RBC Capital Markets issued a report Tuesday suggesting the two may have been somewhat linked. It predicts further rate hikes to come:
“We believe TD’s rate increase may be just the first move in a series of mortgage rate increases (for the industry) to battle overall higher funding costs, increasing capital requirements, and potentially (eventually?) risk sharing.”
OSFI tells us that yesterday’s rule change in particular “may increase capital requirements for some” major banks. It’ll impact certain lenders more than others, depending on their existing capital and exposure to higher-risk housing markets.
If we were betting folk, we’d place our chips on one or more major banks raising their own prime rates, either this week or next. But that’s far from in the bag. I heard from two bankers today who say their banks are waiting to see what RBC does. One of them indicated his bank didn’t have a separate prime rate for mortgages, and that it would be difficult to implement one.
Incidentally, instead of creating rules to remove the highest risk mortgage borrowers (which would also slow housing, the government’s goal), Canada’s Finance Department has chosen to hike mortgage rates through regulatory measures. These measures boost the cost of lending on everyone, and lenders could pass every last cent of them down to hapless homeowners.
Now that the Liberal government’s mortgage policies have started hitting families in their wallets, people are going to start paying more attention. Typical rate discounts could shrink 25-50 bps by the time lenders incorporate all of these regulations. Canadians, in turn, could be forced to cough up $8,500 to $17,000 more interest over the life of a $300,000 mortgage.
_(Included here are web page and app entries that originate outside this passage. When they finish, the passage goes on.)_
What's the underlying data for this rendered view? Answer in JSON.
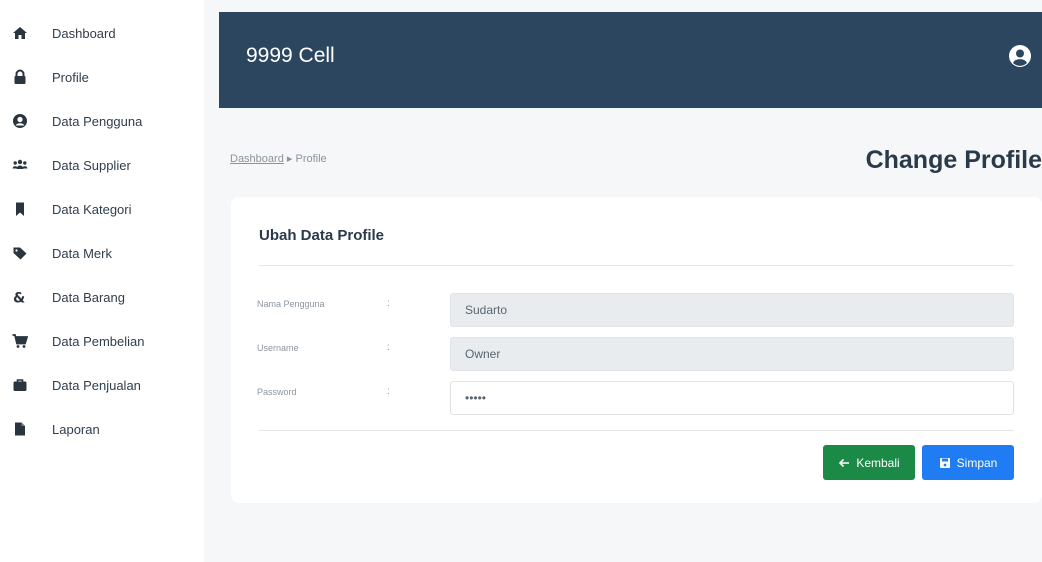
{
  "sidebar": {
    "items": [
      {
        "label": "Dashboard",
        "icon": "home-icon"
      },
      {
        "label": "Profile",
        "icon": "lock-icon"
      },
      {
        "label": "Data Pengguna",
        "icon": "user-circle-icon"
      },
      {
        "label": "Data Supplier",
        "icon": "users-icon"
      },
      {
        "label": "Data Kategori",
        "icon": "bookmark-icon"
      },
      {
        "label": "Data Merk",
        "icon": "tag-icon"
      },
      {
        "label": "Data Barang",
        "icon": "ampersand-icon"
      },
      {
        "label": "Data Pembelian",
        "icon": "cart-icon"
      },
      {
        "label": "Data Penjualan",
        "icon": "briefcase-icon"
      },
      {
        "label": "Laporan",
        "icon": "file-icon"
      }
    ]
  },
  "header": {
    "title": "9999 Cell",
    "user_icon": "user-circle-icon"
  },
  "breadcrumb": {
    "link": "Dashboard",
    "separator": "▸",
    "current": "Profile"
  },
  "page_title": "Change Profile",
  "card": {
    "title": "Ubah Data Profile",
    "fields": [
      {
        "label": "Nama Pengguna",
        "colon": ":",
        "value": "Sudarto"
      },
      {
        "label": "Username",
        "colon": ":",
        "value": "Owner"
      },
      {
        "label": "Password",
        "colon": ":",
        "value": "•••••"
      }
    ],
    "back_button": "Kembali",
    "save_button": "Simpan"
  },
  "colors": {
    "topbar": "#2c4660",
    "back_button": "#1c8a47",
    "save_button": "#1f7cf2"
  }
}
That should make people madder than a hunchback in a limbo contest, if we can quote Larry the Cable Guy.
Related Story: TD Jacks Up its Mortgage Prime Rate